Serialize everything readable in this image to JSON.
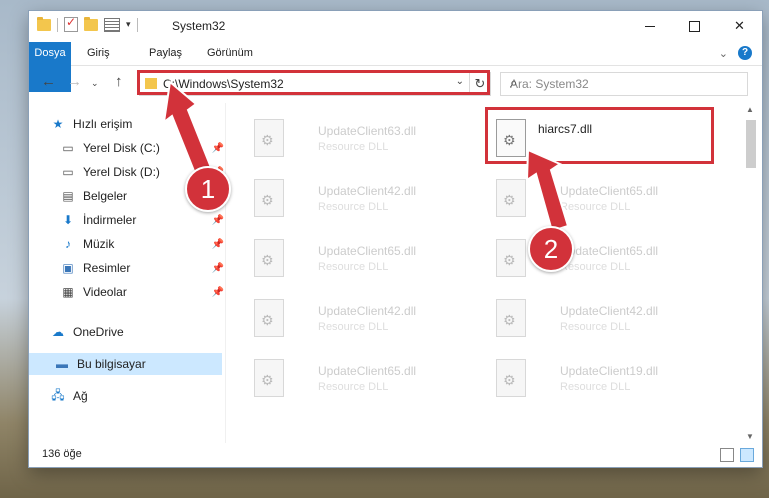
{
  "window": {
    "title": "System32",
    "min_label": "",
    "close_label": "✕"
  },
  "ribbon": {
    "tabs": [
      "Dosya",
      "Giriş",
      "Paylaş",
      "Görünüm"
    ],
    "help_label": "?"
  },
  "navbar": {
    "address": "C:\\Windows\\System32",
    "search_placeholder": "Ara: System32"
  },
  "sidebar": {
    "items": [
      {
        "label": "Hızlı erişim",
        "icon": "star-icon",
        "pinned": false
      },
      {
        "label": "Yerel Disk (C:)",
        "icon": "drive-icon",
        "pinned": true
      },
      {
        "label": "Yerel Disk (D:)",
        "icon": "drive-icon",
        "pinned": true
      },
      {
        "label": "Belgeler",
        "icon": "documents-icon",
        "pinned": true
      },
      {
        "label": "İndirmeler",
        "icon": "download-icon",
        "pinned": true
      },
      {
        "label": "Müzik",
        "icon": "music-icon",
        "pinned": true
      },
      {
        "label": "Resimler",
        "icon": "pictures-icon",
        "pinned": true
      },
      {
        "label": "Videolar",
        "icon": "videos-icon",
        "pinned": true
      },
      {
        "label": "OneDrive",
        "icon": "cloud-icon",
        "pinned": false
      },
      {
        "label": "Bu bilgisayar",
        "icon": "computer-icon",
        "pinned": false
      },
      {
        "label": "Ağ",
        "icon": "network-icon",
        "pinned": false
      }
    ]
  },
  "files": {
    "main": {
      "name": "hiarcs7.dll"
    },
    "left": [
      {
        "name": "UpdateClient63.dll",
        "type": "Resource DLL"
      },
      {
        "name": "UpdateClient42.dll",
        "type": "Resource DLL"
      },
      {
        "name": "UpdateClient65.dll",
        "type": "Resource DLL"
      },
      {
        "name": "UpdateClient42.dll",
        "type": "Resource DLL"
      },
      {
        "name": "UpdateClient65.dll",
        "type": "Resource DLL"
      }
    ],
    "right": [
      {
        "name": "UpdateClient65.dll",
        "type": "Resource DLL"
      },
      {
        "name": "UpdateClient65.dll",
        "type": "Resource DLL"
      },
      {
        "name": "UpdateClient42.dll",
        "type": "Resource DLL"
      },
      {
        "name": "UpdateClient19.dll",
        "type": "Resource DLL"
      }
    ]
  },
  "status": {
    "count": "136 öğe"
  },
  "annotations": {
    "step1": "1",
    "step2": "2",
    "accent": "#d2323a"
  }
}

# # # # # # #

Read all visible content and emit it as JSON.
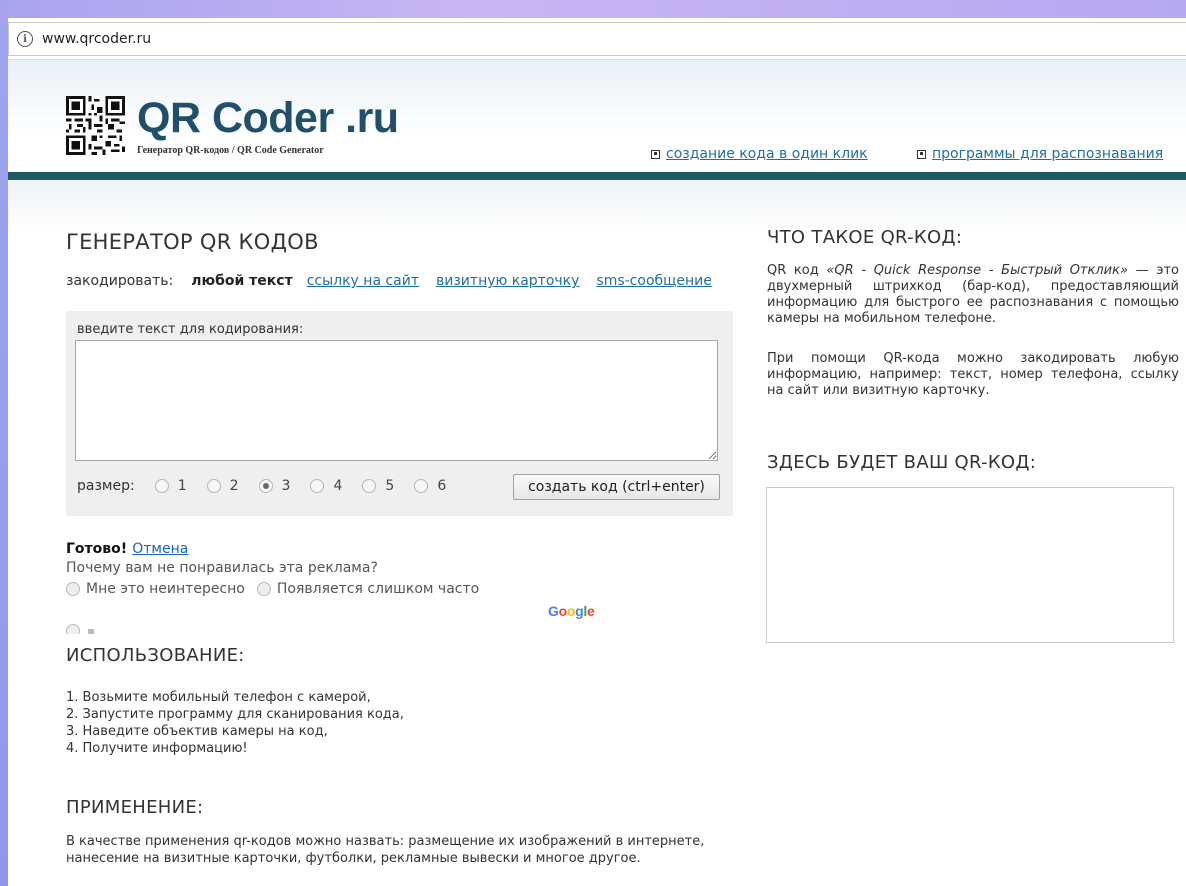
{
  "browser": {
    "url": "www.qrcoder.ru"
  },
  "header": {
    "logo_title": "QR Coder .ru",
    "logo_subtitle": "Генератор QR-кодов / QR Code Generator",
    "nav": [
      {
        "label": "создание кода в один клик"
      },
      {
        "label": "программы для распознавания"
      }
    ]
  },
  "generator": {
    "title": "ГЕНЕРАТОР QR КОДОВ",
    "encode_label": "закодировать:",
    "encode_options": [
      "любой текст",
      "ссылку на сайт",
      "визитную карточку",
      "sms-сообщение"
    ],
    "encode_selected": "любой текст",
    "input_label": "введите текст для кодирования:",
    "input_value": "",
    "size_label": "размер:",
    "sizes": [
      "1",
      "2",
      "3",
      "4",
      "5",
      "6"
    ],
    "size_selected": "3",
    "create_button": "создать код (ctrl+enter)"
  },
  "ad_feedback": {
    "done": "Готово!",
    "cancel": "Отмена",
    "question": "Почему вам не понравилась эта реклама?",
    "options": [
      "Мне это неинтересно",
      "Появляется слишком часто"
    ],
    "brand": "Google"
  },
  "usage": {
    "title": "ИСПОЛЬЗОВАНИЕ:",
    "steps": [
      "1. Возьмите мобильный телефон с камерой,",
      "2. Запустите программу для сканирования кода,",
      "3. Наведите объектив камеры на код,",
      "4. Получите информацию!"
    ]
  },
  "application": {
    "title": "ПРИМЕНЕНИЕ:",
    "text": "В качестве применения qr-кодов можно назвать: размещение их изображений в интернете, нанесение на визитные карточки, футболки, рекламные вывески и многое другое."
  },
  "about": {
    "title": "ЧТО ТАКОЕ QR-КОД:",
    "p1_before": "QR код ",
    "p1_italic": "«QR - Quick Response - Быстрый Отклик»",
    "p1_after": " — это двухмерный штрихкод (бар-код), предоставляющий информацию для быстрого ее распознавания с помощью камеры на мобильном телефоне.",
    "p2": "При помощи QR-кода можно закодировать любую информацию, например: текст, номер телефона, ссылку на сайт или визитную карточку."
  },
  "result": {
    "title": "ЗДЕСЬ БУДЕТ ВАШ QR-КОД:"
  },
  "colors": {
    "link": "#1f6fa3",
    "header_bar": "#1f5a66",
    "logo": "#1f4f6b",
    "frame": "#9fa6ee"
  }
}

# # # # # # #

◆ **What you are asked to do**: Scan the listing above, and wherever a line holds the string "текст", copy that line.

◆ **Expected answer**:
      "любой текст",
    "encode_selected": "любой текст",
    "input_label": "введите текст для кодирования:",
    "p2": "При помощи QR-кода можно закодировать любую информацию, например: текст, номер телефона, ссылку на сайт или визитную карточку."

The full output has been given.